__The problem__
Return each line of the listing that contains the string "title".

(Data Opens)

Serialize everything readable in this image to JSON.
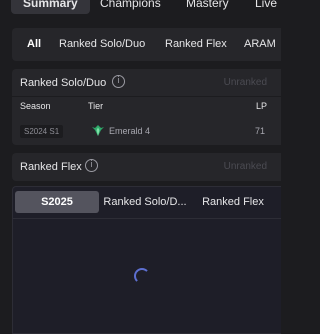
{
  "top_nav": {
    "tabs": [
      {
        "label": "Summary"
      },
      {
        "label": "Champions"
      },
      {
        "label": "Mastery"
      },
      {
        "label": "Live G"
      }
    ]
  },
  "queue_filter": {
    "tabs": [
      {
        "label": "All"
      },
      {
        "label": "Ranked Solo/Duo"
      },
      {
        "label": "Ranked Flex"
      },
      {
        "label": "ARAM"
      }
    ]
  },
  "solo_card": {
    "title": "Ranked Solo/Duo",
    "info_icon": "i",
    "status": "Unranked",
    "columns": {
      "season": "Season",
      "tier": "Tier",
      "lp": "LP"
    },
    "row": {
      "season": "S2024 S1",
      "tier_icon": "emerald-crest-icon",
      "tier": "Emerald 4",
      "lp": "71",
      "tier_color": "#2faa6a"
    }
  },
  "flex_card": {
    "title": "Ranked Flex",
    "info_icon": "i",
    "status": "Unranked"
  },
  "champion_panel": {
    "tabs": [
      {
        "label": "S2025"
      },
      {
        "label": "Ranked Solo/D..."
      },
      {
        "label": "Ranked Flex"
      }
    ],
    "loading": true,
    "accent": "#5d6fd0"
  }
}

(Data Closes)
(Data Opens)

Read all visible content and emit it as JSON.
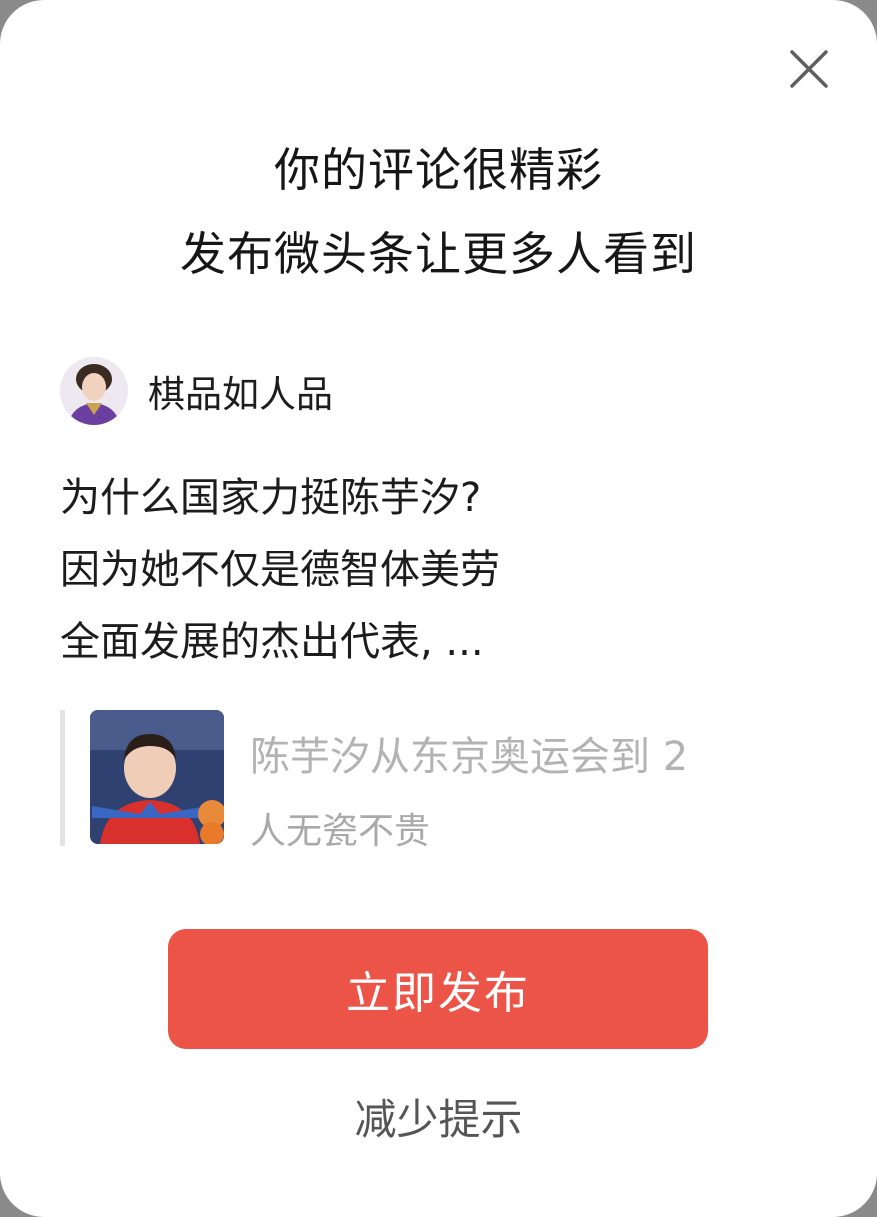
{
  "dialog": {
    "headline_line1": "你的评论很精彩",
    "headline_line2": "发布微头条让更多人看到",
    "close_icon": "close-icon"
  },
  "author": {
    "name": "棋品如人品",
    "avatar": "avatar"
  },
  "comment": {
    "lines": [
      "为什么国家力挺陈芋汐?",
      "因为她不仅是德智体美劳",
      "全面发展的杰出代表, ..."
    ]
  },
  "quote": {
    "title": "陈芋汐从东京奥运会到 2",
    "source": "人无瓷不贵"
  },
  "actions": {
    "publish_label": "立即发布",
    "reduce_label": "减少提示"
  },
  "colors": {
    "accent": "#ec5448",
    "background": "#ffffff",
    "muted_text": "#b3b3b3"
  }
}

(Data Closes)

__Written answer__
    "title": "Ranked Solo/Duo",
    "title": "Ranked Flex",
    "title": "陈芋汐从东京奥运会到 2",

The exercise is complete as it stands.